Hey everyone! I am trying to plan a backpacking trip through Europe and this is where I started. I plan on going for 3 months and I wanted to get a Eurail pass. Could someone explain to me exactly how it works. I want to visit as many countries as I can in my time frame. There are a handful of countries that are a must: Poland, Italy, France, Ireland, UK, Greece, Germany. All I know is that I would need to buy a global pass from them! If someone could explain how it works to me, I would appreciate it!!!
The man in seat 61 is a great resource for all things train .. scroll down to 'Buying you tickets' for Eurail info.
The Eurail passes are expensive. Depending on your itinerary, you probably can either buy cheaper regional passes, or receive significant discounts by purchasing tickets in advance online with railroads in Germany and Austria, for example. I've used my U.S. credit card in purchasing tickets online with both. You print a copy of the ticket; and the conductor scans it on board.
Some useful Web sites: https://www.bahn.com/i/view/USA/en/index.shtml
It pays to ask if there are discounted fares when you go to the train station. You might be pleasantly surprised. Sometimes the lower fares apply on selected routes; and at selected departure times.
When traveling, it always pays to ask when you want or need something.
You can also do it like berner256 wrote in Poland.
In Poland you can also travel by polskibus (http://www.polskibus.com/en/index.htm) or Ryanair and it is cheaper than trains.
Sounds like a lovely trip!
Charles V Garcia
For planning my trip to Europe I used this helpful website that compare price between trains car,buses or even Plane.
Some time the price differ from the real ones but it give you a great preview of how much it will cost you
Oups i forgot to put the name !
People who look at rail passes often express some form of, 'I want to see as much as possible' in their thinking and a rail pass always sounds like a good idea when you take that view.
However, before looking at a pass in terms of value for money, I suggest considering two things. First, how many places can you reasonably expect to visit in the time available and therefore how much use wil the pass actually be and second, how will having a pass affect your movements psychologically.
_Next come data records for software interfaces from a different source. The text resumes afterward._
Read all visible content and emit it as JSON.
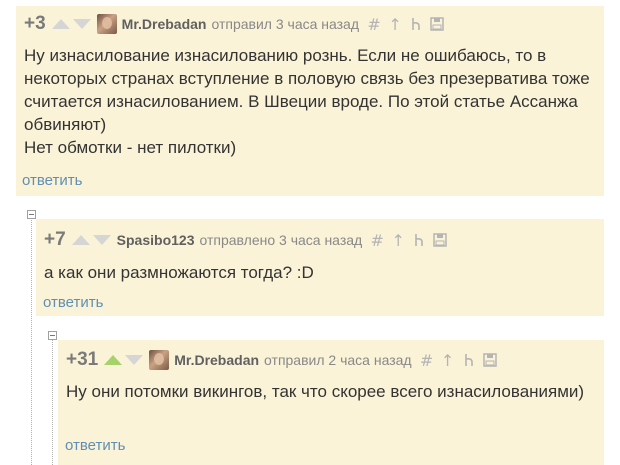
{
  "comments": [
    {
      "rating": "+3",
      "author": "Mr.Drebadan",
      "meta": "отправил 3 часа назад",
      "text": "Ну изнасилование изнасилованию рознь. Если не ошибаюсь, то в некоторых странах вступление в половую связь без презерватива тоже считается изнасилованием. В Швеции вроде. По этой статье Ассанжа обвиняют)\nНет обмотки - нет пилотки)",
      "reply": "ответить",
      "upvoted": false
    },
    {
      "rating": "+7",
      "author": "Spasibo123",
      "meta": "отправлено 3 часа назад",
      "text": "а как они размножаются тогда? :D",
      "reply": "ответить",
      "upvoted": false
    },
    {
      "rating": "+31",
      "author": "Mr.Drebadan",
      "meta": "отправил 2 часа назад",
      "text": "Ну они потомки викингов, так что скорее всего изнасилованиями)",
      "reply": "ответить",
      "upvoted": true
    }
  ],
  "tools": {
    "hash": "#",
    "parent": "↑"
  },
  "colors": {
    "background": "#faf3d8",
    "link": "#5f8fb4",
    "upvote_active": "#a7d16a",
    "arrow_inactive": "#d5d5d5"
  },
  "icons": [
    "avatar",
    "upvote-arrow-icon",
    "downvote-arrow-icon",
    "hash-link-icon",
    "parent-arrow-icon",
    "branch-icon",
    "save-icon",
    "collapse-icon"
  ]
}
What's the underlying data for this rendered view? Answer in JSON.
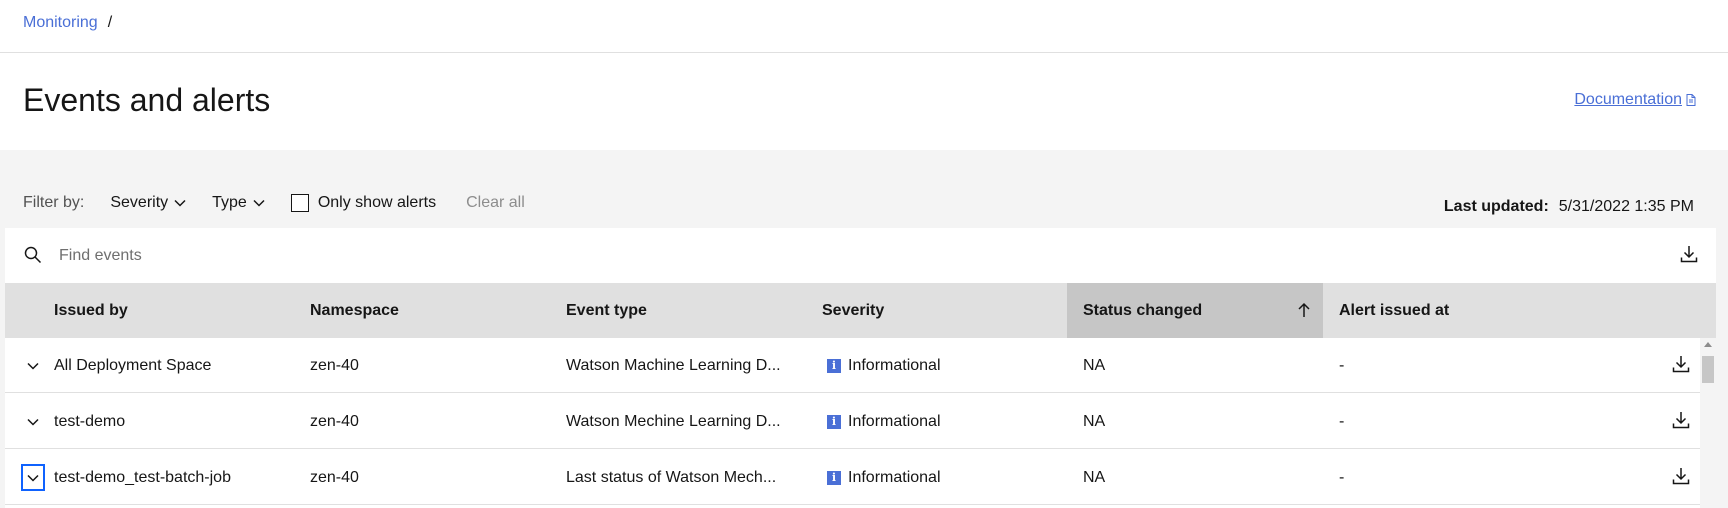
{
  "breadcrumb": {
    "link": "Monitoring",
    "separator": "/"
  },
  "page": {
    "title": "Events and alerts",
    "documentation_label": "Documentation"
  },
  "filters": {
    "label": "Filter by:",
    "severity_label": "Severity",
    "type_label": "Type",
    "only_alerts_label": "Only show alerts",
    "only_alerts_checked": false,
    "clear_all_label": "Clear all"
  },
  "last_updated": {
    "label": "Last updated:",
    "value": "5/31/2022 1:35 PM"
  },
  "search": {
    "placeholder": "Find events",
    "value": ""
  },
  "table": {
    "columns": [
      "Issued by",
      "Namespace",
      "Event type",
      "Severity",
      "Status changed",
      "Alert issued at"
    ],
    "sorted_column": "Status changed",
    "sort_direction": "ascending",
    "rows": [
      {
        "issued_by": "All Deployment Space",
        "namespace": "zen-40",
        "event_type": "Watson Machine Learning D...",
        "severity": "Informational",
        "status_changed": "NA",
        "alert_issued_at": "-"
      },
      {
        "issued_by": "test-demo",
        "namespace": "zen-40",
        "event_type": "Watson Mechine Learning D...",
        "severity": "Informational",
        "status_changed": "NA",
        "alert_issued_at": "-"
      },
      {
        "issued_by": "test-demo_test-batch-job",
        "namespace": "zen-40",
        "event_type": "Last status of Watson Mech...",
        "severity": "Informational",
        "status_changed": "NA",
        "alert_issued_at": "-"
      }
    ]
  },
  "colors": {
    "link": "#4a6fd6",
    "focus": "#0f62fe",
    "header_bg": "#e0e0e0",
    "sorted_header_bg": "#c6c6c6",
    "panel_bg": "#f4f4f4"
  },
  "icons": [
    "chevron-down-icon",
    "search-icon",
    "download-icon",
    "arrow-up-icon",
    "info-icon",
    "document-icon"
  ]
}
Most people who say they wan to 'see as much as possible' actually mean 'as many as possible'. You at least seem to realize that you are talking about 'many' which is not synonymous with the word 'much.' So just what do you mean when you say, "I want to visit as many countries as I can in my time frame." How many is that?
In Europe, you can take a train through several countries in ONE DAY. Is that what you want to do? Obviously not, you want to spend time IN the countries you visit, not just ride a train through the corner of as many as you can. So you do NOT want to visit as MANY as you can, you want to visit as many as it is reasonable for you to try and visit in the time available.
So how many is it reasonable for you to visit should be your first question. In Europe, countries and distances are relatively small. But that does not mean that there is less to see and do in each of those countries than in any other country in the world. You can spend as much time in France seeing and doing things of interest to you as you could in the USA or Canada or Australia or any other country where distances are much larger between points of interest perhaps. What is the shortest amount of time you would think it made sense to spend in one of those countries? What would you say would be enough time to get a decent feel for any of those countries? How 'many' of them would you say you should plan to visit in 3 months?
Obviously, the more time you spend in any country, the better. In travel as in many things, less is more. The best use of time is always to spend all of your time IN a place rather than in BETWEEN places. Each time you move, is a day you do not spend IN a place seeing/doing things. So theoretically, the best use of time is to go to one place and stay there until it is time to go home. But somehow that never seems to be desirable. People always want to see 'as many' as possible. We want to try a slice of many pies rather than just eat one pie. It just seems to be human nature.
So how to strike a balance? Well that's up to you to decide but one thing is for sure. If you are moving from A to B every 2 days, you will not be making very good use of your time. So forget MANY and think about quality rather than quantity. The lower the number of places you move to, the more time you will spend IN places and going back to your rail pass, the less you will use a rail pass.
Which brings us to the psychological impact a rail pass tends to have on people. The common phrase heard in that regard is, 'to get my money's worth.' Well that obviously means if you use it more you will seem to get 'more for your money'. So a rail pass tends to encourage you to move more which is totally contrary to how to make best use of your time by moving less!
So before buying a Eurailpass, I would spend some time thinking about how many places (much smaller than entire countries) you think you can reasonably plan to cover in your time available. For example, I am a fan of slow travel which basically says spend at least a week in any place you visit. Your 3 months would therefore work out as 12 places maximum. Someone else may plan to visit A for 1 day and B for 2 days, etc. and end up with 30 places they plan to visit in 3 months. The question of course is will they actually see and do any more than I do or will they experience more or less than I do?
Let's assume that both of use get equal experience out of each day we spend IN a place. Who will spend more days IN places? The answer to that is obvious.